ACTIVITY >>
Keep the wording of the records intact as you retype them, and omit every image.

######

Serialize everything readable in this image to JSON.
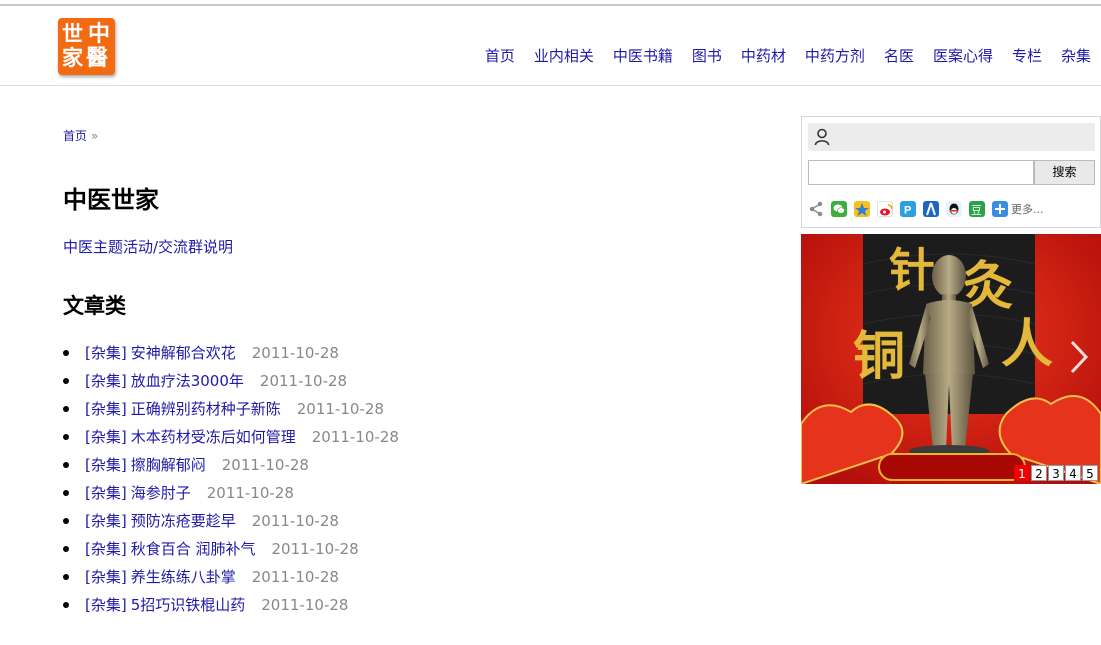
{
  "logo": {
    "chars": [
      "中",
      "世",
      "家",
      "醫"
    ]
  },
  "nav": [
    {
      "label": "首页"
    },
    {
      "label": "业内相关"
    },
    {
      "label": "中医书籍"
    },
    {
      "label": "图书"
    },
    {
      "label": "中药材"
    },
    {
      "label": "中药方剂"
    },
    {
      "label": "名医"
    },
    {
      "label": "医案心得"
    },
    {
      "label": "专栏"
    },
    {
      "label": "杂集"
    }
  ],
  "breadcrumb": {
    "home": "首页",
    "sep": "»"
  },
  "site_title": "中医世家",
  "group_link": "中医主题活动/交流群说明",
  "section_title": "文章类",
  "articles": [
    {
      "tag": "[杂集]",
      "title": "安神解郁合欢花",
      "date": "2011-10-28"
    },
    {
      "tag": "[杂集]",
      "title": "放血疗法3000年",
      "date": "2011-10-28"
    },
    {
      "tag": "[杂集]",
      "title": "正确辨别药材种子新陈",
      "date": "2011-10-28"
    },
    {
      "tag": "[杂集]",
      "title": "木本药材受冻后如何管理",
      "date": "2011-10-28"
    },
    {
      "tag": "[杂集]",
      "title": "擦胸解郁闷",
      "date": "2011-10-28"
    },
    {
      "tag": "[杂集]",
      "title": "海参肘子",
      "date": "2011-10-28"
    },
    {
      "tag": "[杂集]",
      "title": "预防冻疮要趁早",
      "date": "2011-10-28"
    },
    {
      "tag": "[杂集]",
      "title": "秋食百合 润肺补气",
      "date": "2011-10-28"
    },
    {
      "tag": "[杂集]",
      "title": "养生练练八卦掌",
      "date": "2011-10-28"
    },
    {
      "tag": "[杂集]",
      "title": "5招巧识铁棍山药",
      "date": "2011-10-28"
    }
  ],
  "search": {
    "button_label": "搜索",
    "value": ""
  },
  "share": {
    "icons": [
      "wechat-icon",
      "qzone-icon",
      "weibo-icon",
      "pengyou-icon",
      "renren-icon",
      "qq-icon",
      "douban-icon",
      "more-plus-icon"
    ],
    "more_label": "更多..."
  },
  "banner": {
    "calligraphy": [
      "针",
      "灸",
      "铜",
      "人"
    ],
    "pages": [
      "1",
      "2",
      "3",
      "4",
      "5"
    ],
    "active_page": "1"
  },
  "colors": {
    "link": "#1f1aa8",
    "logo_bg": "#f26a12",
    "banner_red": "#c8140f",
    "date_gray": "#888888"
  }
}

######

OUTPUT >>
Serialize everything readable in this image to JSON.
{
  "logo": {
    "chars": [
      "中",
      "世",
      "家",
      "醫"
    ]
  },
  "nav": [
    {
      "label": "首页"
    },
    {
      "label": "业内相关"
    },
    {
      "label": "中医书籍"
    },
    {
      "label": "图书"
    },
    {
      "label": "中药材"
    },
    {
      "label": "中药方剂"
    },
    {
      "label": "名医"
    },
    {
      "label": "医案心得"
    },
    {
      "label": "专栏"
    },
    {
      "label": "杂集"
    }
  ],
  "breadcrumb": {
    "home": "首页",
    "sep": "»"
  },
  "site_title": "中医世家",
  "group_link": "中医主题活动/交流群说明",
  "section_title": "文章类",
  "articles": [
    {
      "tag": "[杂集]",
      "title": "安神解郁合欢花",
      "date": "2011-10-28"
    },
    {
      "tag": "[杂集]",
      "title": "放血疗法3000年",
      "date": "2011-10-28"
    },
    {
      "tag": "[杂集]",
      "title": "正确辨别药材种子新陈",
      "date": "2011-10-28"
    },
    {
      "tag": "[杂集]",
      "title": "木本药材受冻后如何管理",
      "date": "2011-10-28"
    },
    {
      "tag": "[杂集]",
      "title": "擦胸解郁闷",
      "date": "2011-10-28"
    },
    {
      "tag": "[杂集]",
      "title": "海参肘子",
      "date": "2011-10-28"
    },
    {
      "tag": "[杂集]",
      "title": "预防冻疮要趁早",
      "date": "2011-10-28"
    },
    {
      "tag": "[杂集]",
      "title": "秋食百合 润肺补气",
      "date": "2011-10-28"
    },
    {
      "tag": "[杂集]",
      "title": "养生练练八卦掌",
      "date": "2011-10-28"
    },
    {
      "tag": "[杂集]",
      "title": "5招巧识铁棍山药",
      "date": "2011-10-28"
    }
  ],
  "search": {
    "button_label": "搜索",
    "value": ""
  },
  "share": {
    "icons": [
      "wechat-icon",
      "qzone-icon",
      "weibo-icon",
      "pengyou-icon",
      "renren-icon",
      "qq-icon",
      "douban-icon",
      "more-plus-icon"
    ],
    "more_label": "更多..."
  },
  "banner": {
    "calligraphy": [
      "针",
      "灸",
      "铜",
      "人"
    ],
    "pages": [
      "1",
      "2",
      "3",
      "4",
      "5"
    ],
    "active_page": "1"
  },
  "colors": {
    "link": "#1f1aa8",
    "logo_bg": "#f26a12",
    "banner_red": "#c8140f",
    "date_gray": "#888888"
  }
}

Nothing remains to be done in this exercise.